Just the list of Linnaean binomial names would have entertained me sufficiently, but that is not where Lederer and Burr left their book. They added two-page biosketches of 11 'famous birders', including John Gould (1804-1881), after whom 24 bird species have been named (more than after anyone else), and the real James Bond (1900-1989), after whom Ian Fleming named 007. There are 20 one-page 'genus profiles', including the Laniidae, from ianius, Latin for 'butcher', amongst which are the fiscals, from the Afrikaans fiskaal, meaning, according to Lederer and Burr, 'a public official, particularly a hangman'. There are eight two-page essays on bird biology, containing interesting information that even experienced birdwatchers may not know. And then every page has one or more illustrations by Burr, attractively drawn not so much for ornithological accuracy but, as she herself said in an interview on Chico's Northstate Public Radio, to try to capture the personality and aesthetics of the bird.

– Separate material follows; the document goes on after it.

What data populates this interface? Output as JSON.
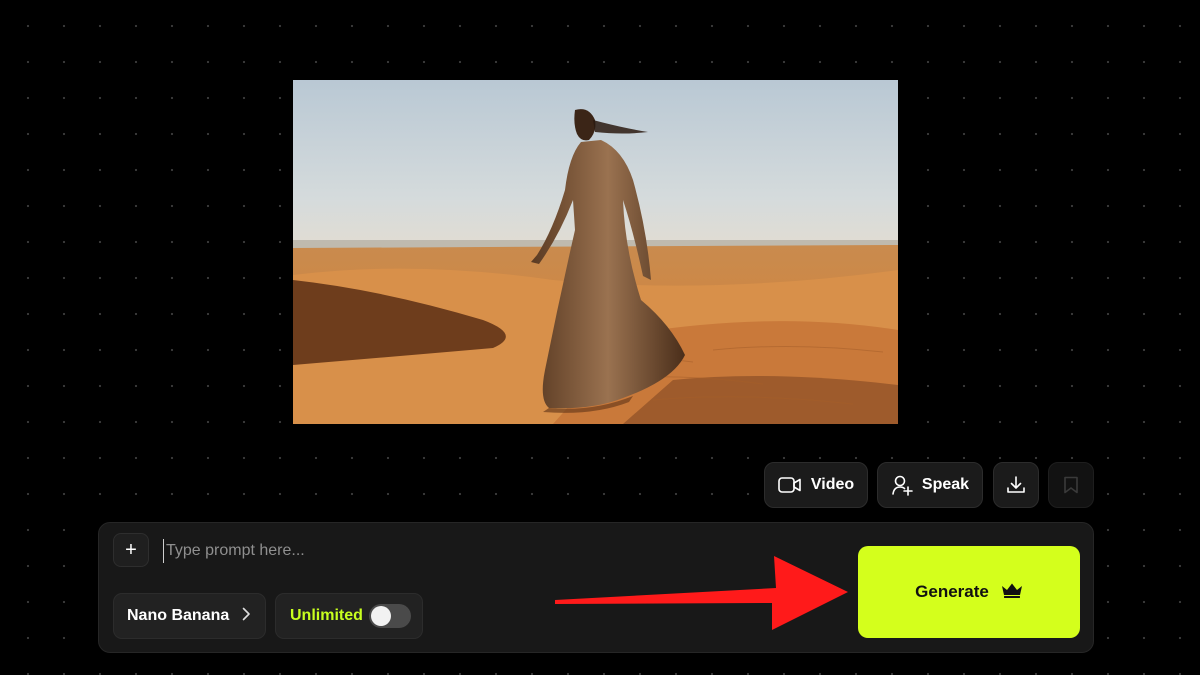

The book has been produced beautifully by Quid Publishing in the UK for Struik Nature. It has a textured hard cover, is a comfortable size, and is printed on elegant fulvus paper. I found some repetition in the grammar and a few typographical errors, which easily can be fixed in later editions, and do not intrude in this edition. If you like birds and words, and especially if you like Latin and Greek, read Latin for Birdwatchers cover to cover, or explore a favourite genus or historical ornithologist, or absorb a bird's personality from an illustration, or just take a lucky dip. I do not think that the book will work well in electronic format. This is a book that you need to hold in your hands, to keep you warm. And I'll leave it to you to discover why the king quail is called Excalfactoria chinensis.
1. Hockey PAR, Dean WRJ, Ryan PG. Roberts birds of southern Africa. 7th ed. Cape Town: The Trustees of the John Voelcker Bird Book Fund; 2005. [ Links ]
Brain Function Research Group, School of Physiology
Faculty of Health Sciences, University of the Witwatersrand
Private Bag 3, Wits 2050, South Africa